(Requirement):
Output each record verbatim, with pictures left out.

Records excerpted from a collection:
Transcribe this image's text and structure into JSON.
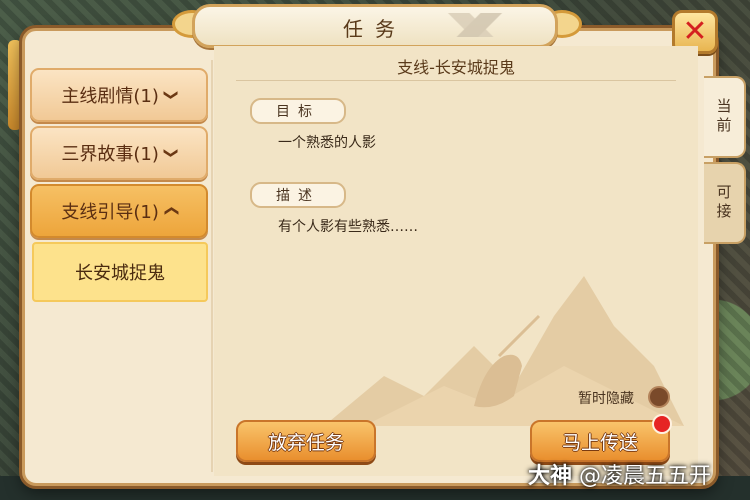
{
  "dialog": {
    "title": "任务",
    "close_icon": "close-x-icon"
  },
  "categories": [
    {
      "label": "主线剧情(1)",
      "chevron": "❯",
      "expanded": false
    },
    {
      "label": "三界故事(1)",
      "chevron": "❯",
      "expanded": false
    },
    {
      "label": "支线引导(1)",
      "chevron": "❯",
      "expanded": true
    }
  ],
  "selected_quest_item": "长安城捉鬼",
  "quest": {
    "title": "支线-长安城捉鬼",
    "goal_label": "目标",
    "goal_text": "一个熟悉的人影",
    "desc_label": "描述",
    "desc_text": "有个人影有些熟悉……"
  },
  "hide_label": "暂时隐藏",
  "buttons": {
    "abandon": "放弃任务",
    "teleport": "马上传送"
  },
  "side_tabs": {
    "current": "当前",
    "available": "可接"
  },
  "watermark": {
    "brand": "大神",
    "user": "@凌晨五五开"
  },
  "colors": {
    "accent": "#eda53b",
    "close_x": "#d42020",
    "notify_dot": "#e62424"
  }
}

(Problem solution):
Transcribe this image's text and structure into JSON.
{
  "dialog": {
    "title": "任务",
    "close_icon": "close-x-icon"
  },
  "categories": [
    {
      "label": "主线剧情(1)",
      "chevron": "❯",
      "expanded": false
    },
    {
      "label": "三界故事(1)",
      "chevron": "❯",
      "expanded": false
    },
    {
      "label": "支线引导(1)",
      "chevron": "❯",
      "expanded": true
    }
  ],
  "selected_quest_item": "长安城捉鬼",
  "quest": {
    "title": "支线-长安城捉鬼",
    "goal_label": "目标",
    "goal_text": "一个熟悉的人影",
    "desc_label": "描述",
    "desc_text": "有个人影有些熟悉……"
  },
  "hide_label": "暂时隐藏",
  "buttons": {
    "abandon": "放弃任务",
    "teleport": "马上传送"
  },
  "side_tabs": {
    "current": "当前",
    "available": "可接"
  },
  "watermark": {
    "brand": "大神",
    "user": "@凌晨五五开"
  },
  "colors": {
    "accent": "#eda53b",
    "close_x": "#d42020",
    "notify_dot": "#e62424"
  }
}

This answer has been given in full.